Just up the [Dirt] Street
I am so fascinated with attitude. What interests me the most is how much more control I have over my emotions now, than I used to. My internet went into slo-mo today, for no fathomable reason. If I call Hugh’s Knot, I will end up talking fruitlessly, to a person seven thousand miles away, after first listening to the hideous tape on the Fair Act Policy. The first time I made the call, I geared myself up for the inevitable tech frustration, and was rewarded handsomely. After all, one of the definitions for "knot" provided by my Webster's NewWorld Dictionary is that of a problem, difficulty or entanglement.
“Good morning, sir. My name-uh ees Ralph. How ees eet that I-uh may help you?”
“Good morning, Ralph. There is something wrong with my internet service.”
“Can you eh-describe-uh to me, what eet ees that the uneet ees doing-uh?”
“Yes. It is slow-about five minutes to access a single site.”
“Yes, sir. I believe that you have-uh violated the Fair Act Policy.”
“How did I do that? All I was doing was some emailing.”
“Have you been uploading videos or downloading museec? That will treegger a slow down.”
“No, I have not. I use words, only. I have not downloaded, uploaded or unloaded any videos, movies or trucks. Please make the necessary adjustment.”
“Let me check your heestory, Sir. Yes, I can see that you have done nothing that would treegger a slow down.”
“Then you can fix it?”
“That I cannot-uh say, Sir...”
And so it goes when you call the tech-support personnel at Hugh’s Knot. Each time I call, I end up systematically breaking down over the course of the exchange, out of frustration. The first time I called, I was outraged that I was unfairly impacted, through no fault of my own. I was very demanding, and would not settle for anything other than immediate resumption of normal service. Shockingly, I got it.
I do not download music or videos. I deal in words. Words take up a fraction of the memory that videos and music take. Yet, once a month, as regularly as I get a bill from Hugh’s Knot, I get the dispensation of service.
How can a company get away with bad service? They can because we live in a rural area. Because we do not have the numbers of an urban setting, they can rake us over the coals. If you don’t like it SIr, just try the provider up the [dirt] street.
That is why I no longer take the time, nor expend the energy, to place a call to a company with such low concern for its customers. Now when I encounter the slow-downs, I swallow my irritation, focus on my word processor, and use the net only when I need to post a piece on my blog, or make a comment on another.

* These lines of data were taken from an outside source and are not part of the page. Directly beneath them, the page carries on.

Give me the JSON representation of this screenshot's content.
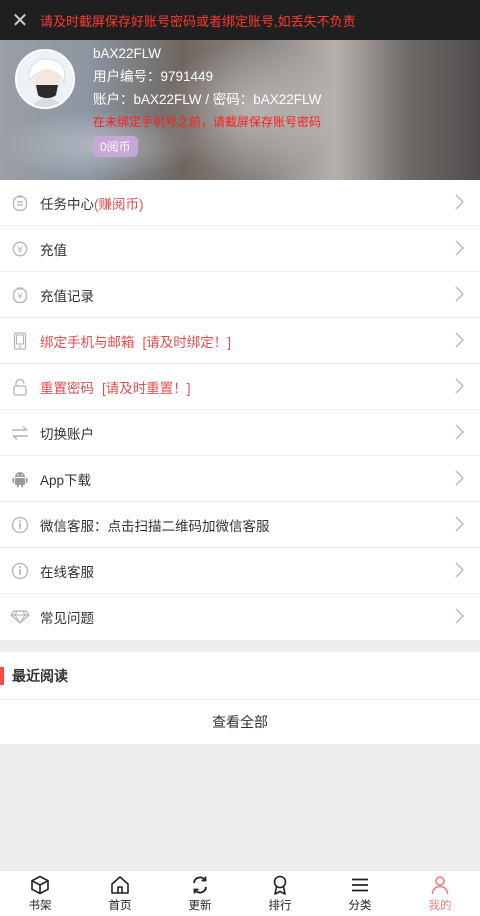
{
  "banner": {
    "text": "请及时截屏保存好账号密码或者绑定账号,如丢失不负责"
  },
  "profile": {
    "username": "bAX22FLW",
    "user_id_line": "用户编号：9791449",
    "account_line": "账户：bAX22FLW / 密码：bAX22FLW",
    "warning": "在未绑定手机号之前，请截屏保存账号密码",
    "coins": "0阅币"
  },
  "menu": [
    {
      "label": "任务中心",
      "hint": "(赚阅币)",
      "icon": "task-icon"
    },
    {
      "label": "充值",
      "hint": "",
      "icon": "yuan-coin-icon"
    },
    {
      "label": "充值记录",
      "hint": "",
      "icon": "recharge-record-icon"
    },
    {
      "label": "绑定手机与邮箱",
      "hint": "[请及时绑定！]",
      "icon": "phone-icon"
    },
    {
      "label": "重置密码",
      "hint": "[请及时重置！]",
      "icon": "unlock-icon"
    },
    {
      "label": "切换账户",
      "hint": "",
      "icon": "switch-arrows-icon"
    },
    {
      "label": "App下载",
      "hint": "",
      "icon": "android-icon"
    },
    {
      "label": "微信客服：点击扫描二维码加微信客服",
      "hint": "",
      "icon": "info-icon"
    },
    {
      "label": "在线客服",
      "hint": "",
      "icon": "info-icon"
    },
    {
      "label": "常见问题",
      "hint": "",
      "icon": "diamond-icon"
    }
  ],
  "recent": {
    "title": "最近阅读",
    "view_all": "查看全部"
  },
  "tabs": [
    {
      "label": "书架",
      "icon": "cube-icon"
    },
    {
      "label": "首页",
      "icon": "home-icon"
    },
    {
      "label": "更新",
      "icon": "refresh-icon"
    },
    {
      "label": "排行",
      "icon": "medal-icon"
    },
    {
      "label": "分类",
      "icon": "menu-icon"
    },
    {
      "label": "我的",
      "icon": "user-icon",
      "active": true
    }
  ],
  "colors": {
    "accent": "#f07f7f",
    "warning_red": "#ff1e1e",
    "coin_badge": "#c8a6d8"
  }
}
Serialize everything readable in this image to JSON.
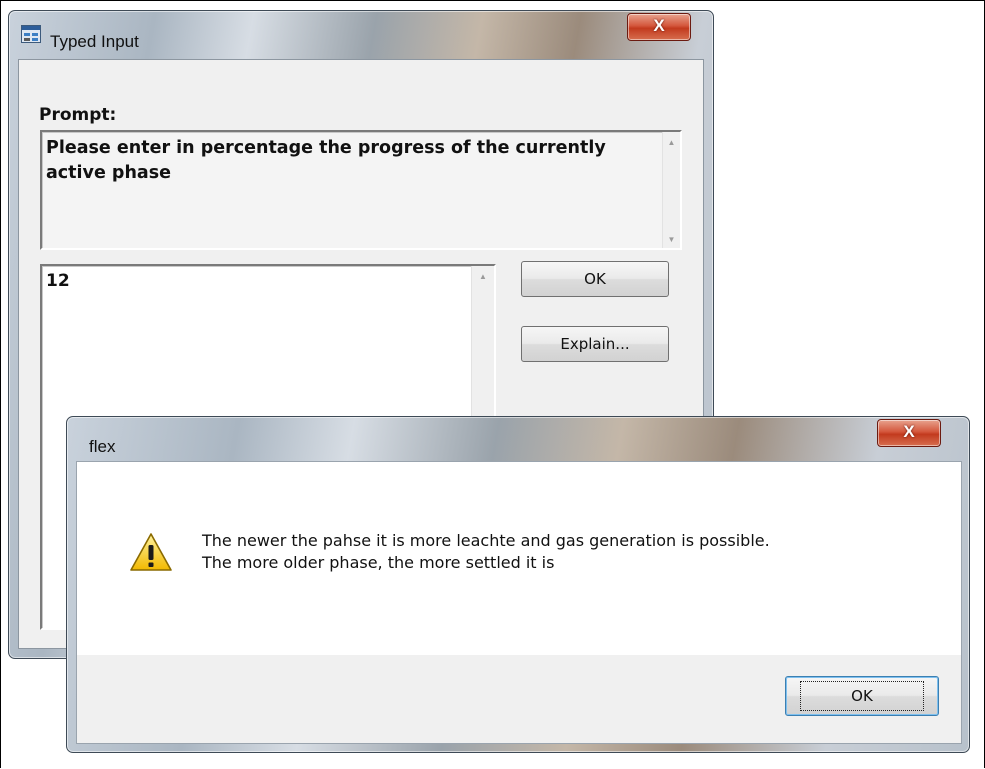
{
  "typed_input": {
    "title": "Typed Input",
    "close_label": "X",
    "prompt_label": "Prompt:",
    "prompt_text": "Please enter in percentage the progress of the currently active phase",
    "input_value": "12",
    "ok_label": "OK",
    "explain_label": "Explain..."
  },
  "flex_dialog": {
    "title": "flex",
    "close_label": "X",
    "message_line1": "The newer the pahse it is more leachte and gas generation is possible.",
    "message_line2": "The more older phase, the more settled it is",
    "ok_label": "OK"
  },
  "icons": {
    "app": "typed-input-app-icon",
    "warning": "warning-icon",
    "scroll_up": "scroll-up-arrow-icon",
    "scroll_down": "scroll-down-arrow-icon"
  }
}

When I decide to invest the time to use the net during a slow down, I resign myself to five minute delays, between steps in the process. Therefore, I do not sit in front of my laptop; I occupy myself with another task, such as clearing off everything from the pool table. Work five minutes, drift back to the computer, enter another command, and return to the pool table.
Is it annoying? Sure, it is, but it is also a lot better than either getting mad, or not being able to access the net at all. The point I am trying to make, is that it is all in my head. I can make the determination that I am going to embark on a course of action that allows me to stay as relaxed as possible, with no room for variation, and have a smooth go of it. Or I can attempt the impossible, by getting Hugh’s Knot to make the necessary adjustment in the shop, to allow me normal access to the net.

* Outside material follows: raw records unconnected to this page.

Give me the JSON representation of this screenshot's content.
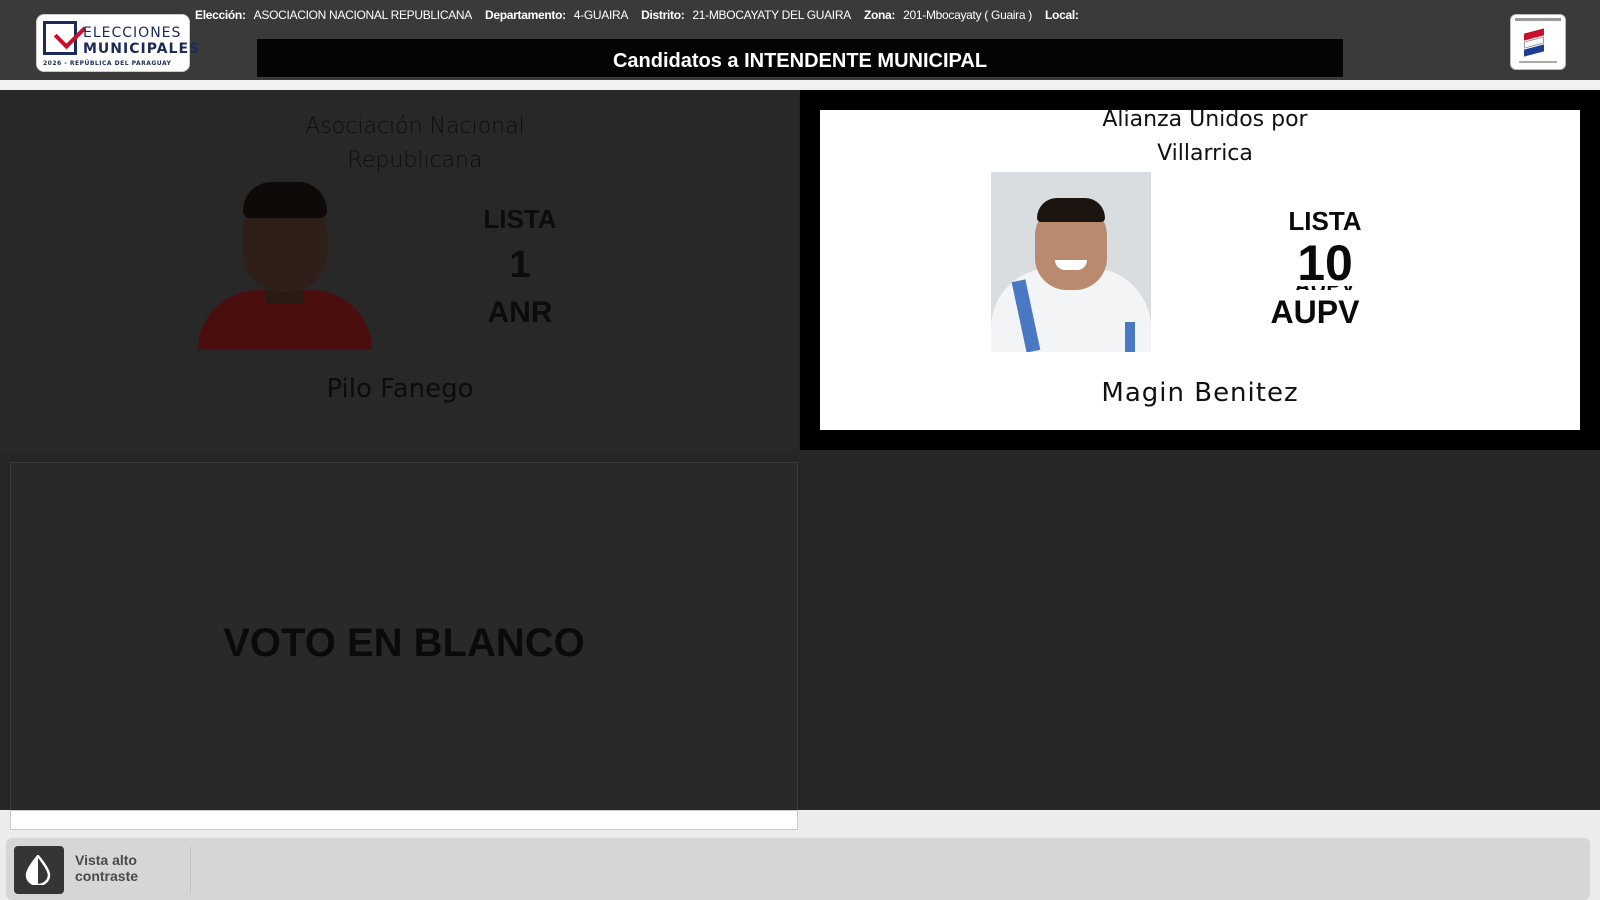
{
  "header": {
    "logo": {
      "line1": "ELECCIONES",
      "line2": "MUNICIPALES",
      "line3": "2026 - REPÚBLICA DEL PARAGUAY"
    },
    "info": {
      "eleccion_label": "Elección:",
      "eleccion_value": "ASOCIACION NACIONAL REPUBLICANA",
      "departamento_label": "Departamento:",
      "departamento_value": "4-GUAIRA",
      "distrito_label": "Distrito:",
      "distrito_value": "21-MBOCAYATY DEL GUAIRA",
      "zona_label": "Zona:",
      "zona_value": "201-Mbocayaty ( Guaira )",
      "local_label": "Local:",
      "local_value": ""
    },
    "title": "Candidatos a INTENDENTE MUNICIPAL"
  },
  "candidates": [
    {
      "party": "Asociación Nacional Republicana",
      "lista_label": "LISTA",
      "lista_number": "1",
      "sigla": "ANR",
      "name": "Pilo Fanego",
      "selected": false
    },
    {
      "party": "Alianza Unidos por Villarrica",
      "lista_label": "LISTA",
      "lista_number": "10",
      "sigla": "AUPV",
      "name": "Magin Benitez",
      "selected": true
    }
  ],
  "blank_vote": {
    "label": "VOTO EN BLANCO"
  },
  "footer": {
    "contrast_button_label": "Vista alto contraste"
  },
  "colors": {
    "header_bg": "#3a3a3a",
    "selected_frame": "#000000",
    "dimmed_bg": "#262626",
    "accent_red": "#c8102e",
    "accent_navy": "#1c2a59"
  },
  "icons": {
    "contrast": "drop-half-icon",
    "logo_left": "ballot-check-icon",
    "logo_right": "tsje-emblem-icon"
  }
}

Unfortunately, the first time’s success sent me the wrong message. if I call up and work hard to assert myself, I get what I want, but I pay a steep price. If I take the road of less resistance, I end up with poor internet service all day. Well, at least I have a choice, and I choose to go the easy route, even if it seems that Hugh’s Knot gets the better end of the deal.

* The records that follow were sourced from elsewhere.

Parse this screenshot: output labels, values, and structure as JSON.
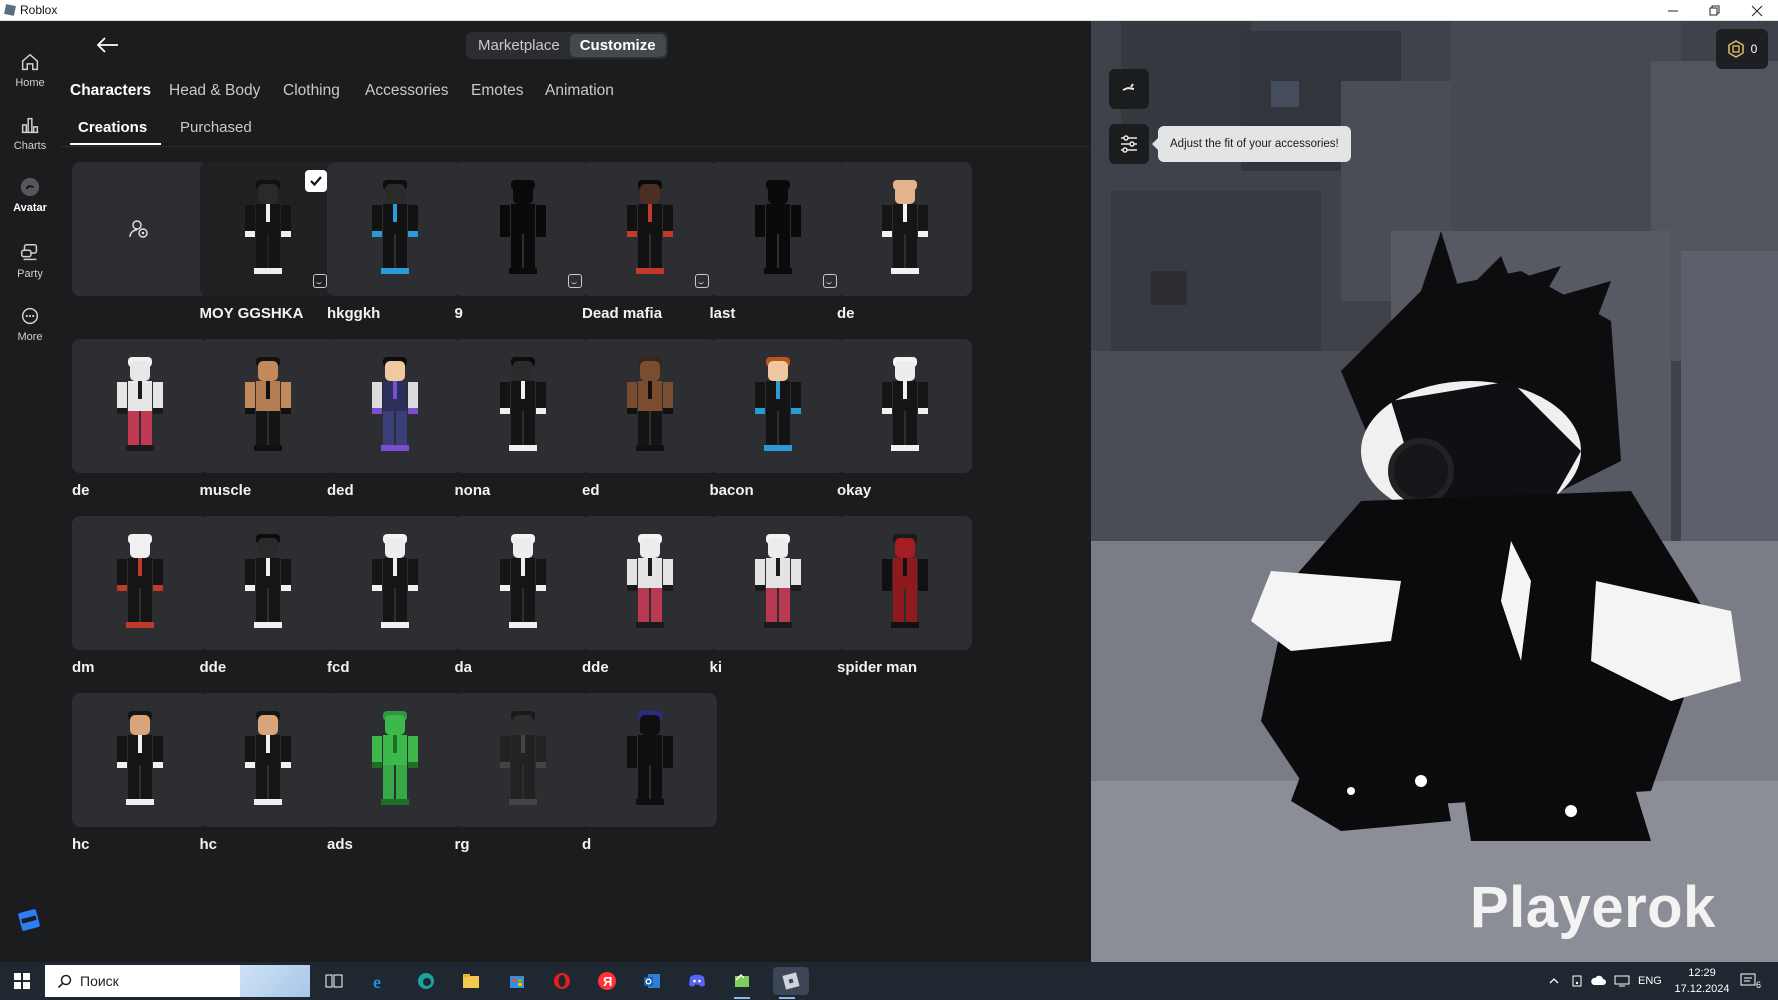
{
  "window": {
    "title": "Roblox"
  },
  "sidenav": {
    "items": [
      {
        "label": "Home",
        "icon": "home-icon"
      },
      {
        "label": "Charts",
        "icon": "charts-icon"
      },
      {
        "label": "Avatar",
        "icon": "avatar-icon"
      },
      {
        "label": "Party",
        "icon": "party-icon"
      },
      {
        "label": "More",
        "icon": "more-icon"
      }
    ],
    "active": "Avatar"
  },
  "topbar": {
    "marketplace_label": "Marketplace",
    "customize_label": "Customize",
    "active": "Customize"
  },
  "categories": {
    "items": [
      "Characters",
      "Head & Body",
      "Clothing",
      "Accessories",
      "Emotes",
      "Animation"
    ],
    "active": "Characters"
  },
  "subtabs": {
    "items": [
      "Creations",
      "Purchased"
    ],
    "active": "Creations"
  },
  "characters": [
    {
      "name": "",
      "kind": "create",
      "icon": "create-outfit-icon"
    },
    {
      "name": "MOY GGSHKA",
      "selected": true,
      "badge": true,
      "skin": "#2a2a2a",
      "hair": "#111111",
      "torso": "#141414",
      "legs": "#141414",
      "arms": "#141414",
      "accent": "#efefef"
    },
    {
      "name": "hkggkh",
      "skin": "#2a2a2a",
      "hair": "#0d0d0d",
      "torso": "#121212",
      "legs": "#121212",
      "arms": "#121212",
      "accent": "#2a9bd6"
    },
    {
      "name": "9",
      "badge": true,
      "skin": "#0a0a0a",
      "hair": "#0a0a0a",
      "torso": "#0a0a0a",
      "legs": "#0a0a0a",
      "arms": "#0a0a0a",
      "accent": "#0a0a0a"
    },
    {
      "name": "Dead mafia",
      "badge": true,
      "skin": "#4a2f22",
      "hair": "#0b0b0b",
      "torso": "#121212",
      "legs": "#121212",
      "arms": "#121212",
      "accent": "#c0392b"
    },
    {
      "name": "last",
      "badge": true,
      "skin": "#0a0a0a",
      "hair": "#0a0a0a",
      "torso": "#0a0a0a",
      "legs": "#0a0a0a",
      "arms": "#0a0a0a",
      "accent": "#0a0a0a"
    },
    {
      "name": "de",
      "skin": "#e2b48c",
      "hair": "#e2b48c",
      "torso": "#151515",
      "legs": "#151515",
      "arms": "#151515",
      "accent": "#f2f2f2"
    },
    {
      "name": "de",
      "skin": "#e8e8e8",
      "hair": "#f0f0f0",
      "torso": "#e6e6e6",
      "legs": "#c03a53",
      "arms": "#e6e6e6",
      "accent": "#1a1a1a"
    },
    {
      "name": "muscle",
      "skin": "#c28a5a",
      "hair": "#101010",
      "torso": "#b27d52",
      "legs": "#141414",
      "arms": "#c28a5a",
      "accent": "#111"
    },
    {
      "name": "ded",
      "skin": "#f1c9a0",
      "hair": "#0c0c0c",
      "torso": "#2b2f5a",
      "legs": "#3a3f7a",
      "arms": "#dcdcdc",
      "accent": "#7b4dd1"
    },
    {
      "name": "nona",
      "skin": "#2b2b2b",
      "hair": "#0d0d0d",
      "torso": "#141414",
      "legs": "#141414",
      "arms": "#141414",
      "accent": "#f0f0f0"
    },
    {
      "name": "ed",
      "skin": "#7a4c30",
      "hair": "#3a2418",
      "torso": "#7a4c30",
      "legs": "#141414",
      "arms": "#7a4c30",
      "accent": "#111"
    },
    {
      "name": "bacon",
      "skin": "#f0c8a0",
      "hair": "#b8561d",
      "torso": "#141414",
      "legs": "#141414",
      "arms": "#141414",
      "accent": "#2a9bd6"
    },
    {
      "name": "okay",
      "skin": "#ededed",
      "hair": "#f5f5f5",
      "torso": "#151515",
      "legs": "#151515",
      "arms": "#151515",
      "accent": "#f0f0f0"
    },
    {
      "name": "dm",
      "skin": "#f0f0f0",
      "hair": "#f2f2f2",
      "torso": "#151515",
      "legs": "#151515",
      "arms": "#151515",
      "accent": "#c0392b"
    },
    {
      "name": "dde",
      "skin": "#2a2a2a",
      "hair": "#0d0d0d",
      "torso": "#151515",
      "legs": "#151515",
      "arms": "#151515",
      "accent": "#f0f0f0"
    },
    {
      "name": "fcd",
      "skin": "#ededed",
      "hair": "#f4f4f4",
      "torso": "#151515",
      "legs": "#151515",
      "arms": "#151515",
      "accent": "#f0f0f0"
    },
    {
      "name": "da",
      "skin": "#ededed",
      "hair": "#f4f4f4",
      "torso": "#151515",
      "legs": "#151515",
      "arms": "#151515",
      "accent": "#f0f0f0"
    },
    {
      "name": "dde",
      "skin": "#ececec",
      "hair": "#f3f3f3",
      "torso": "#e4e4e4",
      "legs": "#b73a52",
      "arms": "#e4e4e4",
      "accent": "#1a1a1a"
    },
    {
      "name": "ki",
      "skin": "#ececec",
      "hair": "#f3f3f3",
      "torso": "#e4e4e4",
      "legs": "#b73a52",
      "arms": "#e4e4e4",
      "accent": "#1a1a1a"
    },
    {
      "name": "spider man",
      "skin": "#a31e22",
      "hair": "#1a1a1a",
      "torso": "#8e1a1e",
      "legs": "#8e1a1e",
      "arms": "#111111",
      "accent": "#111111"
    },
    {
      "name": "hc",
      "skin": "#d8a47c",
      "hair": "#141414",
      "torso": "#151515",
      "legs": "#151515",
      "arms": "#151515",
      "accent": "#f0f0f0"
    },
    {
      "name": "hc",
      "skin": "#d8a47c",
      "hair": "#141414",
      "torso": "#151515",
      "legs": "#151515",
      "arms": "#151515",
      "accent": "#f0f0f0"
    },
    {
      "name": "ads",
      "skin": "#3db84a",
      "hair": "#2e9a3b",
      "torso": "#3db84a",
      "legs": "#36a845",
      "arms": "#3db84a",
      "accent": "#1f6e28"
    },
    {
      "name": "rg",
      "skin": "#2e2e2e",
      "hair": "#1a1a1a",
      "torso": "#222",
      "legs": "#222",
      "arms": "#222",
      "accent": "#444"
    },
    {
      "name": "d",
      "skin": "#0f0f0f",
      "hair": "#2a2a8a",
      "torso": "#0f0f0f",
      "legs": "#0f0f0f",
      "arms": "#0f0f0f",
      "accent": "#0f0f0f"
    }
  ],
  "preview": {
    "tooltip": "Adjust the fit of your accessories!",
    "robux_count": "0",
    "watermark": "Playerok"
  },
  "taskbar": {
    "search_placeholder": "Поиск",
    "apps": [
      "task-view-icon",
      "internet-explorer-icon",
      "edge-icon",
      "file-explorer-icon",
      "store-icon",
      "opera-icon",
      "yandex-icon",
      "outlook-icon",
      "discord-icon",
      "app-icon",
      "roblox-icon"
    ],
    "lang": "ENG",
    "time": "12:29",
    "date": "17.12.2024",
    "notif_count": "6"
  },
  "colors": {
    "bg": "#1b1c1e",
    "tile": "#2d2e31",
    "tooltip": "#e3e4e6",
    "taskbar": "#1f2731"
  }
}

Besides, if I play my cards right I get the pool table cleared off. Maybe the next time I get a slow down, I should finally clean out the attic. It needs it.